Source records
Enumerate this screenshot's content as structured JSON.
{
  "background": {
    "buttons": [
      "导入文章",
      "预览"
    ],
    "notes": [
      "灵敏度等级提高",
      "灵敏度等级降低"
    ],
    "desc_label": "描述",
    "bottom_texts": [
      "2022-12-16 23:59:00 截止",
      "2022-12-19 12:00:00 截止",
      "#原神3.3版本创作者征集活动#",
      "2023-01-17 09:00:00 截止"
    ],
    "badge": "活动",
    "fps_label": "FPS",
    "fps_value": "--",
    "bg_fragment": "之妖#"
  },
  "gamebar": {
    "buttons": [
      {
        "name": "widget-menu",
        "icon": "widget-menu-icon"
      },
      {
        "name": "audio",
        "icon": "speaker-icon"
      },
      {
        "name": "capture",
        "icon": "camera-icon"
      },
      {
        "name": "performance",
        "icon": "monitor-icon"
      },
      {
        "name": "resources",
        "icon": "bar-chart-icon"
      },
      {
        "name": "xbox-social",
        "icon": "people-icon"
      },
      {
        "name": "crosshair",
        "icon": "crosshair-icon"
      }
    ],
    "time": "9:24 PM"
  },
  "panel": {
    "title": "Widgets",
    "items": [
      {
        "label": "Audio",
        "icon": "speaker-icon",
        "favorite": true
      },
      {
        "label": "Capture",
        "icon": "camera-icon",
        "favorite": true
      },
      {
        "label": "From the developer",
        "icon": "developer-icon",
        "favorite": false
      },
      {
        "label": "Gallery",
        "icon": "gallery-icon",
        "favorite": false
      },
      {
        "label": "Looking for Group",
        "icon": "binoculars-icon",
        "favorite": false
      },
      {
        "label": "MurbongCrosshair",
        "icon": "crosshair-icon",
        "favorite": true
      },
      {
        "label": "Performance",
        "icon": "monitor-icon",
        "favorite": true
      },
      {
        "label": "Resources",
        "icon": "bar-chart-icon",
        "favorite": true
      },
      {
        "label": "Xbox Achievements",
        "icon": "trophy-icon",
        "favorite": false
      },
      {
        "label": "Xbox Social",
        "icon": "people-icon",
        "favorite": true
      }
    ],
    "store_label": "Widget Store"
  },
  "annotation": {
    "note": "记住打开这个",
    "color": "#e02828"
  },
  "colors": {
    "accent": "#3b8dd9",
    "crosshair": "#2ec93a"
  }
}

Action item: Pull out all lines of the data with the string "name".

Task response:
        "name": "widget-menu",
        "name": "audio",
        "name": "capture",
        "name": "performance",
        "name": "resources",
        "name": "xbox-social",
        "name": "crosshair",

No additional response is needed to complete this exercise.